Exercise → If a line in the listing below includes the word "JSON", pick it out.

Records provided →

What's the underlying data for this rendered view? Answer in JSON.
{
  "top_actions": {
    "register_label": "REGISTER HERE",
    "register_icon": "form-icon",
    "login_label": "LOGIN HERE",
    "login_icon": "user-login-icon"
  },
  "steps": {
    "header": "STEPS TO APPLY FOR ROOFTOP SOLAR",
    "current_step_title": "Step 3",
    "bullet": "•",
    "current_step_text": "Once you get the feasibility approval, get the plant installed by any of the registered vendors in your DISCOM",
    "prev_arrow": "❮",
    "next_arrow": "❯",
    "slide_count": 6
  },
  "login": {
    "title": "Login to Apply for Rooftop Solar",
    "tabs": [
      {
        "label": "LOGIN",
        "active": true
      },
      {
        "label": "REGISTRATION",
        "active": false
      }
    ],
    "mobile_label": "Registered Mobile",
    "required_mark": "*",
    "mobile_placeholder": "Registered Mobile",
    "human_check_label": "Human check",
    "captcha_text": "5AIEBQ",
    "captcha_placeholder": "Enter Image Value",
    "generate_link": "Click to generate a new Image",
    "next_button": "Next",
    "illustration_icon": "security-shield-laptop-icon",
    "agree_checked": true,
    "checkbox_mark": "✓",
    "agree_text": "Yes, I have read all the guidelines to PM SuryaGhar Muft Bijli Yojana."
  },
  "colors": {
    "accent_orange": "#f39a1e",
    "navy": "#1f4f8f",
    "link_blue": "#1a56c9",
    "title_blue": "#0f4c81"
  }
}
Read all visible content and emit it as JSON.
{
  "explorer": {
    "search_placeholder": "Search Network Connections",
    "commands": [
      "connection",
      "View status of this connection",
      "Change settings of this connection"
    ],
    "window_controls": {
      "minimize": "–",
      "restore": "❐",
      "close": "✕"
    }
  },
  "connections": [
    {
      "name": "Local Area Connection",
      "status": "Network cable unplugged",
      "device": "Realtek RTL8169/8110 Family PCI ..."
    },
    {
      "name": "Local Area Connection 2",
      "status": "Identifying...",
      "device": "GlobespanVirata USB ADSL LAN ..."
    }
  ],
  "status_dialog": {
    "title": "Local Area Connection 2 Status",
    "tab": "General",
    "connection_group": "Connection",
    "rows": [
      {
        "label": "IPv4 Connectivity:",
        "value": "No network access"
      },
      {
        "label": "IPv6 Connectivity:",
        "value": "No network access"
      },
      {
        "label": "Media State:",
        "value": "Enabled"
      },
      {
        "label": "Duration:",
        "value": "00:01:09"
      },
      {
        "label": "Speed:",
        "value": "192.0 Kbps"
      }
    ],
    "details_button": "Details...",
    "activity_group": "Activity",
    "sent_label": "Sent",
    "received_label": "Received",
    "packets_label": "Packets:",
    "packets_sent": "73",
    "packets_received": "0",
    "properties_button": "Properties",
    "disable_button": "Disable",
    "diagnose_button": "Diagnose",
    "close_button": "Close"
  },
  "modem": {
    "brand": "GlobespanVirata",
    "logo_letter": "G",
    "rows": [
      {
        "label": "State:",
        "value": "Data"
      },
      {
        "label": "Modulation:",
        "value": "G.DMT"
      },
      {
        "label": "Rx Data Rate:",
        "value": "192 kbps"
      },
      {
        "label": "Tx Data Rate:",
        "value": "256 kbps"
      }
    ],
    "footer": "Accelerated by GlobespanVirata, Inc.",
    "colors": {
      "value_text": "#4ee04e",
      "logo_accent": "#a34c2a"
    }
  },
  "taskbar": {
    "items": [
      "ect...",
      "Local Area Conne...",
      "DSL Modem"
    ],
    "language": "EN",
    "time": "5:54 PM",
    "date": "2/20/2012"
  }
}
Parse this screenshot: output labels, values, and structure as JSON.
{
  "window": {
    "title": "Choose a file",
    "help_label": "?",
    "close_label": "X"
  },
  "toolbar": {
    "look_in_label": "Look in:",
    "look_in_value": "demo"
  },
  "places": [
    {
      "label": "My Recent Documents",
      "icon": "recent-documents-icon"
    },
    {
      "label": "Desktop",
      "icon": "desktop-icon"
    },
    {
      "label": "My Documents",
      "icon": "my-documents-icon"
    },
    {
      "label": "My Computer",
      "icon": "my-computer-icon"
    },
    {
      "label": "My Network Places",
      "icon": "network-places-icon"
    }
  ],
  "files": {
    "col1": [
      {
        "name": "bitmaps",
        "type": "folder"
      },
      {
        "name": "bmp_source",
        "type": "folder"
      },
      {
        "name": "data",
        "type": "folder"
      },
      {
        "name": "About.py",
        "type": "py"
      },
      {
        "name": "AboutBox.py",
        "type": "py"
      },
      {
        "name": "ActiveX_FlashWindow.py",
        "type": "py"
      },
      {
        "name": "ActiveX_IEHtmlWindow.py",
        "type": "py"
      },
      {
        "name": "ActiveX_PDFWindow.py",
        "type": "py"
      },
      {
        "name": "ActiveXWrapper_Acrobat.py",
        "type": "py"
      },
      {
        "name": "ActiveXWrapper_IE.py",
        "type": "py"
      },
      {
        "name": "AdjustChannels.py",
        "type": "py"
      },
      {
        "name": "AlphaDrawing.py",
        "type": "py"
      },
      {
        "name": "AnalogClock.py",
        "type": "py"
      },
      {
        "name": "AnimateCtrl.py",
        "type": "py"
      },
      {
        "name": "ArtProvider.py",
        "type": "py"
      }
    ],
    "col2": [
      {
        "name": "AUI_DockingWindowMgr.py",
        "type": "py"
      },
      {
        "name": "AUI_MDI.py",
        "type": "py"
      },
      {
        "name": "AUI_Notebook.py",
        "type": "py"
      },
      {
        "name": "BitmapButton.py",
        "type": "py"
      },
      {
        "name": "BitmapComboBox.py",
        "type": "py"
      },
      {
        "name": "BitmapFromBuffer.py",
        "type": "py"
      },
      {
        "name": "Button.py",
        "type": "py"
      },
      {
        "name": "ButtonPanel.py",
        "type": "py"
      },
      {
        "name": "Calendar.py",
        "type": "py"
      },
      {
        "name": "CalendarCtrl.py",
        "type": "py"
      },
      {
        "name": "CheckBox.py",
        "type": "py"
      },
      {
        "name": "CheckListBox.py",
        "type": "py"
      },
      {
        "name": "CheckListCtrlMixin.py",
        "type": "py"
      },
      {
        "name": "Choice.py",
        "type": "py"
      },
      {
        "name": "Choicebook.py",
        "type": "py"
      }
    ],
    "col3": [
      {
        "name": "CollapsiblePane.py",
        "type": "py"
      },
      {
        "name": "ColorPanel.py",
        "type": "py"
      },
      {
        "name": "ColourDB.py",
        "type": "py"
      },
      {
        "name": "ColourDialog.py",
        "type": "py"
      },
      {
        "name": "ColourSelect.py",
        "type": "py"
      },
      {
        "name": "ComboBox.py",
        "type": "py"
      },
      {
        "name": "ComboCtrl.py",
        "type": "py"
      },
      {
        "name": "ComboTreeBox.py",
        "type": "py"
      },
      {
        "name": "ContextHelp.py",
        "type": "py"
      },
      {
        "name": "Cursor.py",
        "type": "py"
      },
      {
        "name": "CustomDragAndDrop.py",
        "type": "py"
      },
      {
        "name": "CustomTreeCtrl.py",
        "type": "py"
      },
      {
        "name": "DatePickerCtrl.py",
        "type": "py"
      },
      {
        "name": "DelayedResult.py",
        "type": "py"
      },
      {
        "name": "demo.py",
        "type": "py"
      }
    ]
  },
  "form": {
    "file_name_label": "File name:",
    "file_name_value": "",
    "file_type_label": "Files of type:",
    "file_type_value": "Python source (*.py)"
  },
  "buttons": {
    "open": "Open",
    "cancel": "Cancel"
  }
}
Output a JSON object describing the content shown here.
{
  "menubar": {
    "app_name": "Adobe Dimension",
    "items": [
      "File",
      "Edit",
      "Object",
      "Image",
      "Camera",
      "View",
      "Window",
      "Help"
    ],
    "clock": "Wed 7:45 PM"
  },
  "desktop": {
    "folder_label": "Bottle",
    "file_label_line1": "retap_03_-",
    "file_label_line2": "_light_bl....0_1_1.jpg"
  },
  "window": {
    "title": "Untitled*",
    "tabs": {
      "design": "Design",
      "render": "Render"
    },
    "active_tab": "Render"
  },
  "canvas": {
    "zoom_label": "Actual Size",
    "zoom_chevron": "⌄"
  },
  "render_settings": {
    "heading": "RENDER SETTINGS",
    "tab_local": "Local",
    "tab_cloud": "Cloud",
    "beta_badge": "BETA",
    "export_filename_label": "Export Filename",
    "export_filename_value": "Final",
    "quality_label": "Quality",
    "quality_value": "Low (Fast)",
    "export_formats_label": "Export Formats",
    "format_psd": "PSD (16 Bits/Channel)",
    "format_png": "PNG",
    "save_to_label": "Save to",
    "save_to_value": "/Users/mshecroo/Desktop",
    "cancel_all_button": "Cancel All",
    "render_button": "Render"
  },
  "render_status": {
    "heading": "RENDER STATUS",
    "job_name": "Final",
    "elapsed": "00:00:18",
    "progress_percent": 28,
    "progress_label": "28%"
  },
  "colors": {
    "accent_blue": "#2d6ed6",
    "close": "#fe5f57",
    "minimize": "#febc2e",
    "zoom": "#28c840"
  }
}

Result of the task →
What's the underlying data for this rendered view? Answer in JSON.
Read all visible content and emit it as JSON.
Parse this screenshot: output labels, values, and structure as JSON.
Output a JSON object describing the content shown here.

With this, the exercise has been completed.